If a child can’t trust their parents, they are apt to go through life wondering if they can truly rely on anyone. As a result, the child may shy away from friendships and intimacy, preferring to be alone instead. Who would want to risk bringing a friend home to a drunk and belligerent parent? Or opening their heart to someone only to be hurt again?

6. Unpredictable Routine

Child development experts are continually reiterating the importance of structure and routine in children’s lives. When a parent has a drinking problem, they are likely more focused on finding the next opportunity to drink than maintaining regular eating and sleeping patterns. To add to the inconsistency, their children may be constantly guessing at whether mom or dad will be loving and apologetic, or angry and agitated.

7. Anger
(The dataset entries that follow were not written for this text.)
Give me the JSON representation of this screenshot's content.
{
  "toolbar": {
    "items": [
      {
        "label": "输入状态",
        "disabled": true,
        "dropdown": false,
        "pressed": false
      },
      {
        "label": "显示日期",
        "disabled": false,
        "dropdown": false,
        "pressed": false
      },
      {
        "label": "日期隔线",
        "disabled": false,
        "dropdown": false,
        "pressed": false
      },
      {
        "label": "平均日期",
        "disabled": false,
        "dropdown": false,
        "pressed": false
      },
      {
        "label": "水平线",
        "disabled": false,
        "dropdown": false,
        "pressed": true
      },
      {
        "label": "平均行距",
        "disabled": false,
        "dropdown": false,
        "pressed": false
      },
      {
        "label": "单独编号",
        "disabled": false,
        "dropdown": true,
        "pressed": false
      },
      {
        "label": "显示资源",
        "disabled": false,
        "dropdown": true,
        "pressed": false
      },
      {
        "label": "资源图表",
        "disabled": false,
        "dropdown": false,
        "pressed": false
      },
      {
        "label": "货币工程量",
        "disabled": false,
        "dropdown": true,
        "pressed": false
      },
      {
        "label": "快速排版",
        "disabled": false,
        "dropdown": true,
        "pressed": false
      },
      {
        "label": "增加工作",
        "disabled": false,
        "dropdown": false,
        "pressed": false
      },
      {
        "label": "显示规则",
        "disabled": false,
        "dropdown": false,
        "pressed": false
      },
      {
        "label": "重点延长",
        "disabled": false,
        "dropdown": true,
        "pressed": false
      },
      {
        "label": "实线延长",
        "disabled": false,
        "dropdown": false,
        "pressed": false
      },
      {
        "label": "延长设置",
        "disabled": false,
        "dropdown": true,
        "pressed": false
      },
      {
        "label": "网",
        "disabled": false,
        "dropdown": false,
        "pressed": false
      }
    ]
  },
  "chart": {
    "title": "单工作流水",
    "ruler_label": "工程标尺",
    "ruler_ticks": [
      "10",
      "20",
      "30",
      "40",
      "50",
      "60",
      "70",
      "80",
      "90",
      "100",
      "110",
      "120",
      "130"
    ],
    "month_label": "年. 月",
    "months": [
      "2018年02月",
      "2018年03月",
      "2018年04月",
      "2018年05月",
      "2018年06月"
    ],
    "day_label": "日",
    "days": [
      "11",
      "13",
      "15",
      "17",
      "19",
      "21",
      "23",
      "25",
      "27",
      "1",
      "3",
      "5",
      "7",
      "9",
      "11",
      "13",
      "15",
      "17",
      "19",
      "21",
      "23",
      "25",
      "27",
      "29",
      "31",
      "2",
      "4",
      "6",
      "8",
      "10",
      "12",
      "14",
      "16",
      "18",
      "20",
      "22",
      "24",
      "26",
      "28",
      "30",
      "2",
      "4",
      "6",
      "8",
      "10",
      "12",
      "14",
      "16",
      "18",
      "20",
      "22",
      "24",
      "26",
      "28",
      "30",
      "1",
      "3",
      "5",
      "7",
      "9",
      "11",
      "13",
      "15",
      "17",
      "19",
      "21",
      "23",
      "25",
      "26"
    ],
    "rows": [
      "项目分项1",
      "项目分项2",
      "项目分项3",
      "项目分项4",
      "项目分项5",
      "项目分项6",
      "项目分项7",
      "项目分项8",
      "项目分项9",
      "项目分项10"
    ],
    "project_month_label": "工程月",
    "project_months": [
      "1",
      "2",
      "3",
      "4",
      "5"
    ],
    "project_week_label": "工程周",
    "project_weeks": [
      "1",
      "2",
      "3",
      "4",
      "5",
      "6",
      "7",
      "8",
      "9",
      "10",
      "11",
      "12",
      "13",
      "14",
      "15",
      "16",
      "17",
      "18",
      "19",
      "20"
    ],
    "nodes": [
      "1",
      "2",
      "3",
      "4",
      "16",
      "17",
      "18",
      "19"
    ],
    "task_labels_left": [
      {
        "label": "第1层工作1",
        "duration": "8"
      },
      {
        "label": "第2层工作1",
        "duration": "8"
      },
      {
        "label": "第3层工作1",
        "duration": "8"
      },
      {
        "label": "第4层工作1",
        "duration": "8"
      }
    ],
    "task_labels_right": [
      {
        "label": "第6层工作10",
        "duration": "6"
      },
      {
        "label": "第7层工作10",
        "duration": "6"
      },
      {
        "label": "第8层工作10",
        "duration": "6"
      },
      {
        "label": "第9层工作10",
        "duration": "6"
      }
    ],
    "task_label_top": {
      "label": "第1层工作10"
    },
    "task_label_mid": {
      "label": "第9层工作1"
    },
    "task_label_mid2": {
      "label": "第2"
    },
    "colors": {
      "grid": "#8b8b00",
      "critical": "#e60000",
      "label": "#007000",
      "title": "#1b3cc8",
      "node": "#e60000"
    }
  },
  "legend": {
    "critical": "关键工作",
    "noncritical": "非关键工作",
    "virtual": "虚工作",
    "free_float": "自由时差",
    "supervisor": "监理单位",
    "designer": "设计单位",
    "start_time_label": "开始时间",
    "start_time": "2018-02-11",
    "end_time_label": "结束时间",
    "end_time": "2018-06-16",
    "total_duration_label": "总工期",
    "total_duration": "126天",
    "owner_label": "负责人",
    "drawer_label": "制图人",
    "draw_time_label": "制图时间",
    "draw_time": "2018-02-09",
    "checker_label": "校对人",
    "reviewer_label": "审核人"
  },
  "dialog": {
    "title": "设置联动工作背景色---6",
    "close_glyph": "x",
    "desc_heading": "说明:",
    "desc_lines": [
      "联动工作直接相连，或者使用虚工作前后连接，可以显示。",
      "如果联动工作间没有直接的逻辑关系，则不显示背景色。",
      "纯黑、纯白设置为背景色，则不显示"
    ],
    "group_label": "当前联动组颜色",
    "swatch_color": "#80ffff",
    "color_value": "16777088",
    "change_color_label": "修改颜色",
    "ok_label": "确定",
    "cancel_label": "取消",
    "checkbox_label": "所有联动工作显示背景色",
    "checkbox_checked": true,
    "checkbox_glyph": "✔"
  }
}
Life isn’t always fair, but that isn’t a lesson children should learn early in life or in what should be the safety and comfort of home. When children grow up with an alcoholic parent, they understandably feel angry – not only with the parent for drinking too much, being inconsistent, and breaking promises, but also at other family members for being powerless to stop it. Some may be resentful for having to care for their siblings as well as their parent and themselves.

If a child feels unsafe or unloved, their anger may manifest inwardly, through such behaviors as self-harm or an eating disorder, or outwardly through fighting at school, bullying, or damaging property. Risk-taking behaviors such as drug or alcohol abuse, risky sexual behavior, and stealing are also more common among children of alcoholics.

8. Depression

Adults often feel powerless to stop someone from drinking, so one can imagine how helpless a child of an alcoholic parent may feel. What starts as feelings of worthlessness, loneliness, and sadness may escalate into major depression or suicidal thoughts later in life.

9. Perfectionism

While some children rebel against their alcoholic parent, others act out by taking on the role of parent. They may become excessively controlled and put pressure on themselves and others to overachieve. While this may result in school and career success, they often find that true happiness is elusive. Underlying emotional problems and resentment may surface in adulthood when the child realizes they were robbed of an authentic childhood.

10. Academic Problems

Studies show that children of an alcoholic parent tend to score lower on reading, verbal, and math tests. Low self-confidence, difficulty with communication and self-expression, and low parental expectations may be to blame.

Children dealing with strong emotions, such as anger, embarrassment, and sadness may find it difficult to concentrate in school. If their parents aren’t conveying the importance of education at home, children may lose motivation and begin skipping classes or failing at school. Some may even do so in an effort to get the attention they need from their parent.

You Are Not Alone

Parents who drink are often blind to the dysfunctional home they’ve created. Or you may understand the harm you’re doing, but feel powerless to stop drinking.

Children need their parents to be positive role models who are supportive, trustworthy, and emotionally available. While in the past you may not have been the parent you want to be, life is full of second chances. Encourage your child to get involved in counseling and support groups such as Alateen, and get help for yourself from an alcohol treatment program.